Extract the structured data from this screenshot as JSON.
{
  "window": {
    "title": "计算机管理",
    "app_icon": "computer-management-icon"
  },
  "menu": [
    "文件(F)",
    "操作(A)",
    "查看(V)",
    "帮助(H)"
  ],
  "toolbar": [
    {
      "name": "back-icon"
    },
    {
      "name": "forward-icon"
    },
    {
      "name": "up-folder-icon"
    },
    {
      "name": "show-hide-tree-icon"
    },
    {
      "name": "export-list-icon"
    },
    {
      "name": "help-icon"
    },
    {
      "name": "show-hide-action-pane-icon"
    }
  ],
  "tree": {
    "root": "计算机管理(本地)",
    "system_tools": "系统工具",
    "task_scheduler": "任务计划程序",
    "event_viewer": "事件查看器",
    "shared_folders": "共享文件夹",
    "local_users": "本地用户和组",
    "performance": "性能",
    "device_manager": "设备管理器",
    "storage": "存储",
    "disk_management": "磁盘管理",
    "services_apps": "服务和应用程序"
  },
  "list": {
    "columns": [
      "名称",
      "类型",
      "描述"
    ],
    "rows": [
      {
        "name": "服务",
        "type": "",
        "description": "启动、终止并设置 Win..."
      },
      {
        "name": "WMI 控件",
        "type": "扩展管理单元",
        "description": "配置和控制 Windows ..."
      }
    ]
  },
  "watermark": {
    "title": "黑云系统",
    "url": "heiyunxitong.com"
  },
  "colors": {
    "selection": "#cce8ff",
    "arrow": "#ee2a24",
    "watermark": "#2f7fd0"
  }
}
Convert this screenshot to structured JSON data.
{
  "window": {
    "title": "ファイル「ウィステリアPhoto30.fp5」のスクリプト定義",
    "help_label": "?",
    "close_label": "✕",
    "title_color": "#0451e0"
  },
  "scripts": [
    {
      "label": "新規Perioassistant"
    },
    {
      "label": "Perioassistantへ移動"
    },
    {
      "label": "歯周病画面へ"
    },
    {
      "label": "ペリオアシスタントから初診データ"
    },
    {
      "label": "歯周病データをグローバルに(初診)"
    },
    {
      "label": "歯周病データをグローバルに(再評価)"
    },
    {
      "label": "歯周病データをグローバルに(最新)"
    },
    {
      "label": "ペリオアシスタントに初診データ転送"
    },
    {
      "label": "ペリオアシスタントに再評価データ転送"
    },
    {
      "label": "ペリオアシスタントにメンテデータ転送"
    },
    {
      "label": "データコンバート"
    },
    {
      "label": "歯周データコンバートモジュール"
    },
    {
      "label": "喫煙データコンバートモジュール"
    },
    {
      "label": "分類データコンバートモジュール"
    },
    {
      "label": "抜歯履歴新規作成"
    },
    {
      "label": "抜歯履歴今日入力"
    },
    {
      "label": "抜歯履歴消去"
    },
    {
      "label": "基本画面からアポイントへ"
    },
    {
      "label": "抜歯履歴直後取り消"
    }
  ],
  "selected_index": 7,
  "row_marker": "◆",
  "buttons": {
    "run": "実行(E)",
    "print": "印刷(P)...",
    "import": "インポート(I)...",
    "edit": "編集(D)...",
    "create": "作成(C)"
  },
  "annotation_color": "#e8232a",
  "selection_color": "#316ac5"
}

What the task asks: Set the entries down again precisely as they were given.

Reply:
Extract the structured data from this screenshot as JSON.
{
  "window": {
    "title": "计算机管理",
    "app_icon": "computer-management-icon"
  },
  "menu": [
    "文件(F)",
    "操作(A)",
    "查看(V)",
    "帮助(H)"
  ],
  "toolbar": [
    {
      "name": "back-icon"
    },
    {
      "name": "forward-icon"
    },
    {
      "name": "up-folder-icon"
    },
    {
      "name": "show-hide-tree-icon"
    },
    {
      "name": "export-list-icon"
    },
    {
      "name": "help-icon"
    },
    {
      "name": "show-hide-action-pane-icon"
    }
  ],
  "tree": {
    "root": "计算机管理(本地)",
    "system_tools": "系统工具",
    "task_scheduler": "任务计划程序",
    "event_viewer": "事件查看器",
    "shared_folders": "共享文件夹",
    "local_users": "本地用户和组",
    "performance": "性能",
    "device_manager": "设备管理器",
    "storage": "存储",
    "disk_management": "磁盘管理",
    "services_apps": "服务和应用程序"
  },
  "list": {
    "columns": [
      "名称",
      "类型",
      "描述"
    ],
    "rows": [
      {
        "name": "服务",
        "type": "",
        "description": "启动、终止并设置 Win..."
      },
      {
        "name": "WMI 控件",
        "type": "扩展管理单元",
        "description": "配置和控制 Windows ..."
      }
    ]
  },
  "watermark": {
    "title": "黑云系统",
    "url": "heiyunxitong.com"
  },
  "colors": {
    "selection": "#cce8ff",
    "arrow": "#ee2a24",
    "watermark": "#2f7fd0"
  }
}
Convert this screenshot to structured JSON data.
{
  "window": {
    "title": "ファイル「ウィステリアPhoto30.fp5」のスクリプト定義",
    "help_label": "?",
    "close_label": "✕",
    "title_color": "#0451e0"
  },
  "scripts": [
    {
      "label": "新規Perioassistant"
    },
    {
      "label": "Perioassistantへ移動"
    },
    {
      "label": "歯周病画面へ"
    },
    {
      "label": "ペリオアシスタントから初診データ"
    },
    {
      "label": "歯周病データをグローバルに(初診)"
    },
    {
      "label": "歯周病データをグローバルに(再評価)"
    },
    {
      "label": "歯周病データをグローバルに(最新)"
    },
    {
      "label": "ペリオアシスタントに初診データ転送"
    },
    {
      "label": "ペリオアシスタントに再評価データ転送"
    },
    {
      "label": "ペリオアシスタントにメンテデータ転送"
    },
    {
      "label": "データコンバート"
    },
    {
      "label": "歯周データコンバートモジュール"
    },
    {
      "label": "喫煙データコンバートモジュール"
    },
    {
      "label": "分類データコンバートモジュール"
    },
    {
      "label": "抜歯履歴新規作成"
    },
    {
      "label": "抜歯履歴今日入力"
    },
    {
      "label": "抜歯履歴消去"
    },
    {
      "label": "基本画面からアポイントへ"
    },
    {
      "label": "抜歯履歴直後取り消"
    }
  ],
  "selected_index": 7,
  "row_marker": "◆",
  "buttons": {
    "run": "実行(E)",
    "print": "印刷(P)...",
    "import": "インポート(I)...",
    "edit": "編集(D)...",
    "create": "作成(C)"
  },
  "annotation_color": "#e8232a",
  "selection_color": "#316ac5"
}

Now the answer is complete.